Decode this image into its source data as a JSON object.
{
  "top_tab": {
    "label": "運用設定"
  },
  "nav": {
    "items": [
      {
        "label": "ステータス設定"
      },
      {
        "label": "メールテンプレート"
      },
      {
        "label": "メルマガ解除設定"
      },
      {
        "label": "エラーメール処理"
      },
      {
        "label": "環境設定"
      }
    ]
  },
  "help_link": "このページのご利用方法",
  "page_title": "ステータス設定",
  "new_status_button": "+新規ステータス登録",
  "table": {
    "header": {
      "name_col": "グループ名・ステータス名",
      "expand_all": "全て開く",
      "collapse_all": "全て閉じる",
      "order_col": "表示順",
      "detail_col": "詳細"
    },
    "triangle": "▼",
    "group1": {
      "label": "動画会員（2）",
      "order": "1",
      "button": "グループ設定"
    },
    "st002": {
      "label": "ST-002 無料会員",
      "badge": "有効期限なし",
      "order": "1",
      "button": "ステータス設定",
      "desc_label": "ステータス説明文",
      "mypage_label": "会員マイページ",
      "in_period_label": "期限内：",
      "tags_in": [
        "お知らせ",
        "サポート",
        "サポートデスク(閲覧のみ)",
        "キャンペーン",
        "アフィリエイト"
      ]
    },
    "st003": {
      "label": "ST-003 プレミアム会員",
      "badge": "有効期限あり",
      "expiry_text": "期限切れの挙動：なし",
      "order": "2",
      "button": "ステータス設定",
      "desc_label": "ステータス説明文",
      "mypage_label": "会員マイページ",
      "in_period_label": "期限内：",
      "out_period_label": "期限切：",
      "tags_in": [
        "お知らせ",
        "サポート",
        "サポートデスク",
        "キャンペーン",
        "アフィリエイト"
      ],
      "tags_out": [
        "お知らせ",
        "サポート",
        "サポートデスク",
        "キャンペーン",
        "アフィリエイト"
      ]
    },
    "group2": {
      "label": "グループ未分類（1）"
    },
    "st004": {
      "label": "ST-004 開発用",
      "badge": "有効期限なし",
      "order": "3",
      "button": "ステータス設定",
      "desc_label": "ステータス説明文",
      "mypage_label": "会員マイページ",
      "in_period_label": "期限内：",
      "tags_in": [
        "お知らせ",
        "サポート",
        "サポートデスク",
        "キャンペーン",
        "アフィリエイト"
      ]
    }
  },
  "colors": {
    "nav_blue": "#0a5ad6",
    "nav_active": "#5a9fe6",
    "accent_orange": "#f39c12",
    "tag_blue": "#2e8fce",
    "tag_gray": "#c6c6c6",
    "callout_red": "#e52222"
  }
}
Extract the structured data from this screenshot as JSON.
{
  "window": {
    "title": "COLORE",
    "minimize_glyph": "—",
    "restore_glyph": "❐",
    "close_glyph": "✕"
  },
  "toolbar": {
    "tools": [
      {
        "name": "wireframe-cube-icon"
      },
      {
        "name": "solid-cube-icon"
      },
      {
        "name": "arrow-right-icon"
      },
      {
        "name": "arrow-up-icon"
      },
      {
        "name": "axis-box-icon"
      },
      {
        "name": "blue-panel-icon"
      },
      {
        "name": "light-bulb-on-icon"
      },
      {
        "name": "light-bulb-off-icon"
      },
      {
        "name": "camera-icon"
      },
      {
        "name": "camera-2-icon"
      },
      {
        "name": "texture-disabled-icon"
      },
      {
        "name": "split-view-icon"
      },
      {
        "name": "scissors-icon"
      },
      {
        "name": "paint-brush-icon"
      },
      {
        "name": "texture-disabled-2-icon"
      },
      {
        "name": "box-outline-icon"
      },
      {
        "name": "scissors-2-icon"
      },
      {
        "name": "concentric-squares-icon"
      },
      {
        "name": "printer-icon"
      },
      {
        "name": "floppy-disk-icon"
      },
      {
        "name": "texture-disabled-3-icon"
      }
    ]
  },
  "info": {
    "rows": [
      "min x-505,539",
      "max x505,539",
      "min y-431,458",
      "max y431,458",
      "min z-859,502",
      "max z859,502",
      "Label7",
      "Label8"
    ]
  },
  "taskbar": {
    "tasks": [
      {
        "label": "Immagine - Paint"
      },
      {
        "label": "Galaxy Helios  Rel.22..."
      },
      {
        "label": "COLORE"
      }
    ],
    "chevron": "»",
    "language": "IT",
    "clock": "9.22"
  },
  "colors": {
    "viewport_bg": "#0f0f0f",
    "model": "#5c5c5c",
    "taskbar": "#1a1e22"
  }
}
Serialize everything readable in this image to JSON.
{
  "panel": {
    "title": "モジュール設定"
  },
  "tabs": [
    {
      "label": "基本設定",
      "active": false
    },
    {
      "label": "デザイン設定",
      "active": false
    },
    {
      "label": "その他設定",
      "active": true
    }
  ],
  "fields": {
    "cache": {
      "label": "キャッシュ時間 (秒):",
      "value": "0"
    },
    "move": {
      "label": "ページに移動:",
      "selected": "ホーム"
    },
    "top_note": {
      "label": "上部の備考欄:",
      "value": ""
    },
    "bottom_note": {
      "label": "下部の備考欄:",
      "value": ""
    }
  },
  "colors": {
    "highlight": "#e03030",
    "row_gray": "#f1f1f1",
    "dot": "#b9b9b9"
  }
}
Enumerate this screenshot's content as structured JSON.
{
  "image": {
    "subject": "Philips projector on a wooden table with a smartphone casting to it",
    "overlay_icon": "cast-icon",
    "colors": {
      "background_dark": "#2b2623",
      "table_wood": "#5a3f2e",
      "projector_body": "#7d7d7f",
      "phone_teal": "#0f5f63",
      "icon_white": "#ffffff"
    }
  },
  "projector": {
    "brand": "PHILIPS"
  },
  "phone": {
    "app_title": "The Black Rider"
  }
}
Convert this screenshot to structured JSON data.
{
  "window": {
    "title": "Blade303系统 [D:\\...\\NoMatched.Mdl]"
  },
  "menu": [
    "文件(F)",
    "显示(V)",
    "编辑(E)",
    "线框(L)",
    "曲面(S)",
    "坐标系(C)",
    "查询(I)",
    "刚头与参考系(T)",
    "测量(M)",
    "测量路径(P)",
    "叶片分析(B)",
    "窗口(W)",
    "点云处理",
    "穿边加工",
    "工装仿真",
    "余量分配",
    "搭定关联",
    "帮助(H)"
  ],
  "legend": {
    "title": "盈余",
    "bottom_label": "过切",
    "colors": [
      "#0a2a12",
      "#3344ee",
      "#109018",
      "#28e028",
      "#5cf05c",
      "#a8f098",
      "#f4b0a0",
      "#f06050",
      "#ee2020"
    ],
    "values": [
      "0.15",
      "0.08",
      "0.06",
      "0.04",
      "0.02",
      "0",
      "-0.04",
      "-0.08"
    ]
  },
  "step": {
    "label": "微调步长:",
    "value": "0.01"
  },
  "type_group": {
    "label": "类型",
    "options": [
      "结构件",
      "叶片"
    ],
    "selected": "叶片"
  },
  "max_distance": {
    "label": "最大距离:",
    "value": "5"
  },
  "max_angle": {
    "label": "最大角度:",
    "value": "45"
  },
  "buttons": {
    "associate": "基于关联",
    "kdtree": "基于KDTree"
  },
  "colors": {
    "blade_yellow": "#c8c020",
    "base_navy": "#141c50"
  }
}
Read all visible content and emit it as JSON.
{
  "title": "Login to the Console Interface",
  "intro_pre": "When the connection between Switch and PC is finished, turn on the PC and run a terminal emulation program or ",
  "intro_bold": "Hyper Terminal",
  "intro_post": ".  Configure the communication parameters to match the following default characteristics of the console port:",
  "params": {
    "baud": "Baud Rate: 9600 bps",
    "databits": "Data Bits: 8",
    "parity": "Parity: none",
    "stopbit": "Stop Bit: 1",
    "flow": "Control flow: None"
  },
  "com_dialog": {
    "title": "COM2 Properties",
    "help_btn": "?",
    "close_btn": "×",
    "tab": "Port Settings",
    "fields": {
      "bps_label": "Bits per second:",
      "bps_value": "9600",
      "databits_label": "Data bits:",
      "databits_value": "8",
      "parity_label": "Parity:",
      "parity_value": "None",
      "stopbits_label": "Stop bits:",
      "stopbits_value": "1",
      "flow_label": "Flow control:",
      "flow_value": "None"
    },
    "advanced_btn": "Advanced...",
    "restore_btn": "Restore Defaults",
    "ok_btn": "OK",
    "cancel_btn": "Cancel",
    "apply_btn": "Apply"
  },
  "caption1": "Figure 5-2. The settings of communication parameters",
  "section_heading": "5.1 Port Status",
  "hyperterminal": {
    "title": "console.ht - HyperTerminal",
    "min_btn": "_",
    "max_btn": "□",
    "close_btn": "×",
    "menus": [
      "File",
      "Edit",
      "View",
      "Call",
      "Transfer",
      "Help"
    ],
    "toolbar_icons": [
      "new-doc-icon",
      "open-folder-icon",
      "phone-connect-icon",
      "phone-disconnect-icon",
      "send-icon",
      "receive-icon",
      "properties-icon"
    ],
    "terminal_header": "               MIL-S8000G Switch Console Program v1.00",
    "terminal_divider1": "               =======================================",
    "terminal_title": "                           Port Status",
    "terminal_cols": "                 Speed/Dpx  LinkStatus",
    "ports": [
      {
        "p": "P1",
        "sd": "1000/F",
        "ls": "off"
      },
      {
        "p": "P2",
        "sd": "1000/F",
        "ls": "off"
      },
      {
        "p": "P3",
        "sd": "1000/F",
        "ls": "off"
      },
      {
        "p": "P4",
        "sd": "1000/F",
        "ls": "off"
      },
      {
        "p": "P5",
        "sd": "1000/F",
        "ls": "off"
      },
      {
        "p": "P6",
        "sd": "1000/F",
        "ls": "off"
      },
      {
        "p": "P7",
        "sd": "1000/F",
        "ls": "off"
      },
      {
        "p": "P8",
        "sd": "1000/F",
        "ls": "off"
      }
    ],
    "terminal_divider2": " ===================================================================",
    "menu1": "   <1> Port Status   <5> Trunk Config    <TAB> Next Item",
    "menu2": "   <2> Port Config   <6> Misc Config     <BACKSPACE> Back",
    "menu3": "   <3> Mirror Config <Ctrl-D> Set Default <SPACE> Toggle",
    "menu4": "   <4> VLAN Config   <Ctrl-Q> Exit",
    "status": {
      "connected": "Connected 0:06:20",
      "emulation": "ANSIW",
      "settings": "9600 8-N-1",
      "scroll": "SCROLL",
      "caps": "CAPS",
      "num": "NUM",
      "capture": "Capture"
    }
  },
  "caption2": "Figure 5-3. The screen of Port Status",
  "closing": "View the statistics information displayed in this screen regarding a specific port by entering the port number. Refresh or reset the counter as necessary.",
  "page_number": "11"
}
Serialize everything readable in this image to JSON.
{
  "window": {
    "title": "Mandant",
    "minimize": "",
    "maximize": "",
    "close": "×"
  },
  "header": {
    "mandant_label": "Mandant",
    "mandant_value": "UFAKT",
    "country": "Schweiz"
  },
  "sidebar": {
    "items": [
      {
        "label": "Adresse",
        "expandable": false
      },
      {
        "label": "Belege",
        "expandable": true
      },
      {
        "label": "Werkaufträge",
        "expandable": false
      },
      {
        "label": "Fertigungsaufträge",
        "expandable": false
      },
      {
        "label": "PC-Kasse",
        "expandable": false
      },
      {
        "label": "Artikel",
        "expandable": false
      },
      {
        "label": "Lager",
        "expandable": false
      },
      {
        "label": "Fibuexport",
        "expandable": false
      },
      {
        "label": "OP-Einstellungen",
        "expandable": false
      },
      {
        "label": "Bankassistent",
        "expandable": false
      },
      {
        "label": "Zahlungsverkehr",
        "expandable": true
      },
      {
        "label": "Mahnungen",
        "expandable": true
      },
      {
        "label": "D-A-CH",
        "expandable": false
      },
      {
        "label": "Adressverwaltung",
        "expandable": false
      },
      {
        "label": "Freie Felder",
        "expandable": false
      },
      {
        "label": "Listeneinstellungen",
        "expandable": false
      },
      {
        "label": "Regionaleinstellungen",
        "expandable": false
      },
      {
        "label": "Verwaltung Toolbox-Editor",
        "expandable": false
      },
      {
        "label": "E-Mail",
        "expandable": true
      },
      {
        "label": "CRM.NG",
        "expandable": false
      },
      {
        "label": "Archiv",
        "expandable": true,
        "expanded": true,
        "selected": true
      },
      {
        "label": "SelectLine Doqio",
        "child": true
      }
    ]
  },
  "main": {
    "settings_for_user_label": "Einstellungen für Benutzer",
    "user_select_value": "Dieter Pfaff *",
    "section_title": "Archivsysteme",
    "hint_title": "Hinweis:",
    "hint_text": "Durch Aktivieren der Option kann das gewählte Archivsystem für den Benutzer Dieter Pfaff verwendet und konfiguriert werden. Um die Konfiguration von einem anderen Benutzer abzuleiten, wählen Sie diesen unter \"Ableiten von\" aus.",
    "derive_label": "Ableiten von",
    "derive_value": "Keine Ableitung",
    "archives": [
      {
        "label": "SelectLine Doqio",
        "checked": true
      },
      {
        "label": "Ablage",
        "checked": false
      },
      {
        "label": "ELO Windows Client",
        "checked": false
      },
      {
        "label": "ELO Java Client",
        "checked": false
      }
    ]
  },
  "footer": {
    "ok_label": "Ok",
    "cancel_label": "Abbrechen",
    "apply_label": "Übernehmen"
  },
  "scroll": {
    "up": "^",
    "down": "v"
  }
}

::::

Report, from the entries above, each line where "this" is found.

Decode this image into its source data as a JSON object.
Extract the structured data from this screenshot as JSON.
Serialize everything readable in this image to JSON.
Enumerate this screenshot's content as structured JSON.
Convert this screenshot to structured JSON data.
  "closing": "View the statistics information displayed in this screen regarding a specific port by entering the port number. Refresh or reset the counter as necessary.",
Serialize everything readable in this image to JSON.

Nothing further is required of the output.